** Exercise brief **
The listing below must be repeated word for word, with its images excluded.

** Records for the exercise **
=== Begin Enclosure ===

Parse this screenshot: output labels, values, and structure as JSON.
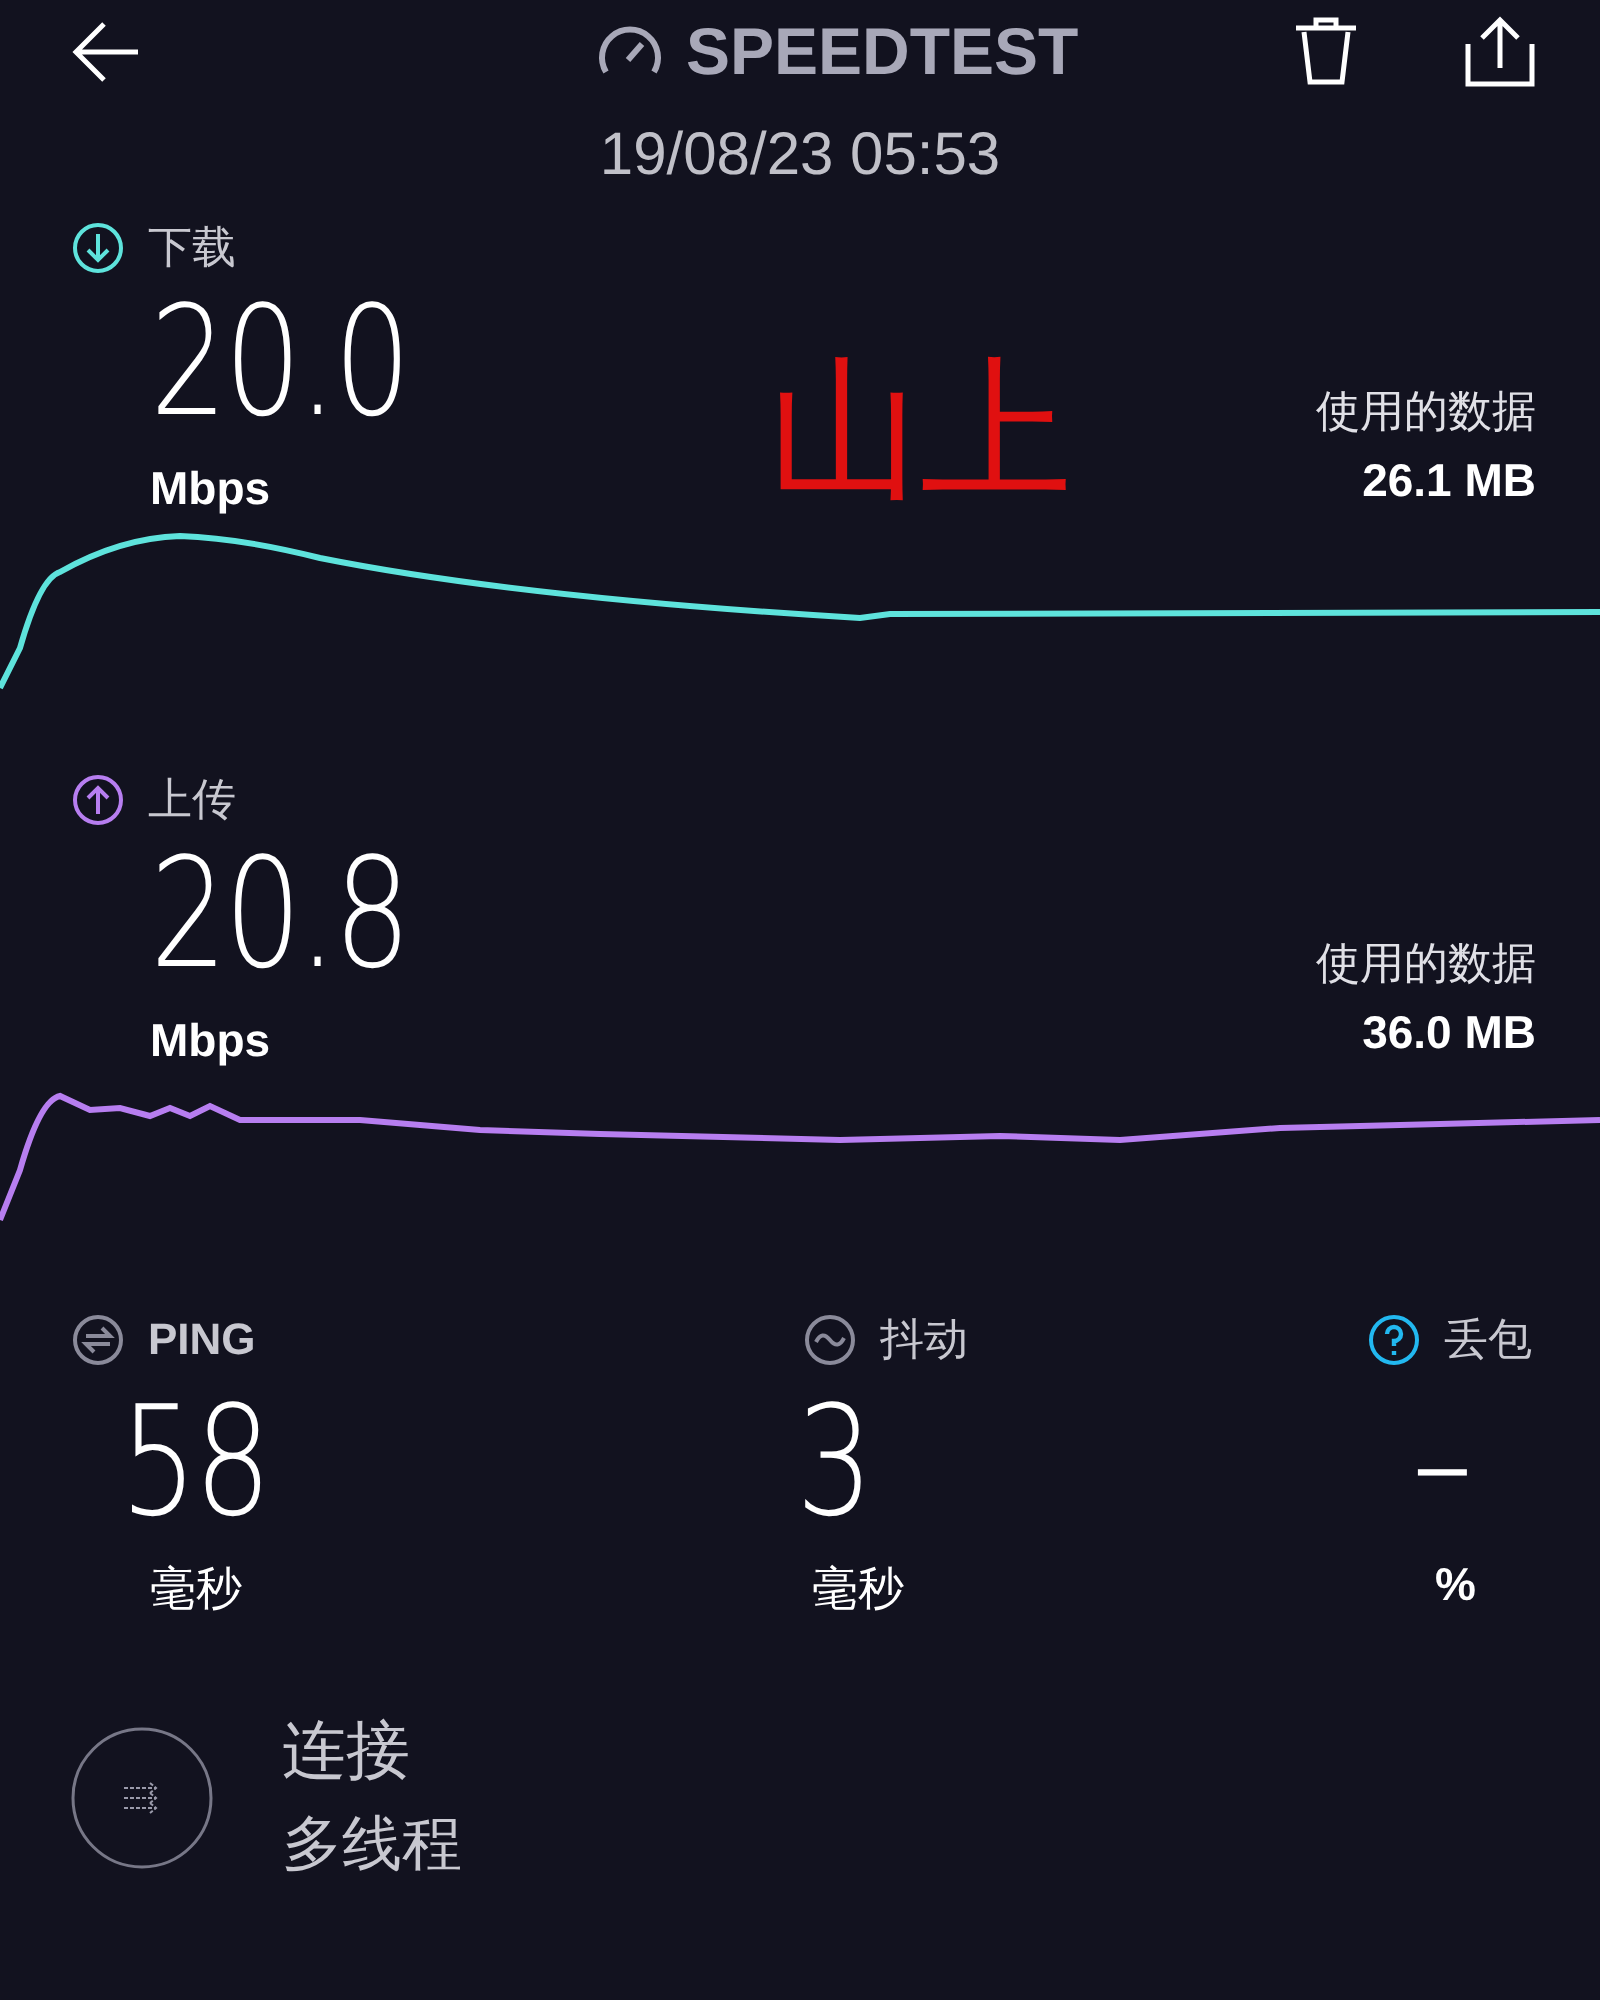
{
  "header": {
    "title": "SPEEDTEST",
    "timestamp": "19/08/23 05:53"
  },
  "annotation": {
    "text": "山上"
  },
  "tests": [
    {
      "kind": "download",
      "label": "下载",
      "value": "20.0",
      "unit": "Mbps",
      "data_label": "使用的数据",
      "data_value": "26.1 MB",
      "color": "#5ee3dc"
    },
    {
      "kind": "upload",
      "label": "上传",
      "value": "20.8",
      "unit": "Mbps",
      "data_label": "使用的数据",
      "data_value": "36.0 MB",
      "color": "#b77ef0"
    }
  ],
  "metrics": [
    {
      "kind": "ping",
      "label": "PING",
      "value": "58",
      "unit": "毫秒"
    },
    {
      "kind": "jitter",
      "label": "抖动",
      "value": "3",
      "unit": "毫秒"
    },
    {
      "kind": "loss",
      "label": "丢包",
      "value": "–",
      "unit": "%"
    }
  ],
  "connection": {
    "label": "连接",
    "value": "多线程"
  }
}
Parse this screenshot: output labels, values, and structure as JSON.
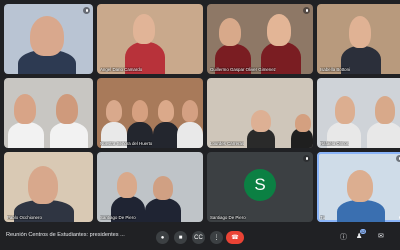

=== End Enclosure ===

** Response to the exercise **
Parse this screenshot: output labels, values, and structure as JSON.
{
  "header": {
    "title": "SPEEDTEST",
    "timestamp": "19/08/23 05:53"
  },
  "annotation": {
    "text": "山上"
  },
  "tests": [
    {
      "kind": "download",
      "label": "下载",
      "value": "20.0",
      "unit": "Mbps",
      "data_label": "使用的数据",
      "data_value": "26.1 MB",
      "color": "#5ee3dc"
    },
    {
      "kind": "upload",
      "label": "上传",
      "value": "20.8",
      "unit": "Mbps",
      "data_label": "使用的数据",
      "data_value": "36.0 MB",
      "color": "#b77ef0"
    }
  ],
  "metrics": [
    {
      "kind": "ping",
      "label": "PING",
      "value": "58",
      "unit": "毫秒"
    },
    {
      "kind": "jitter",
      "label": "抖动",
      "value": "3",
      "unit": "毫秒"
    },
    {
      "kind": "loss",
      "label": "丢包",
      "value": "–",
      "unit": "%"
    }
  ],
  "connection": {
    "label": "连接",
    "value": "多线程"
  }
}
Parse this screenshot: output labels, values, and structure as JSON.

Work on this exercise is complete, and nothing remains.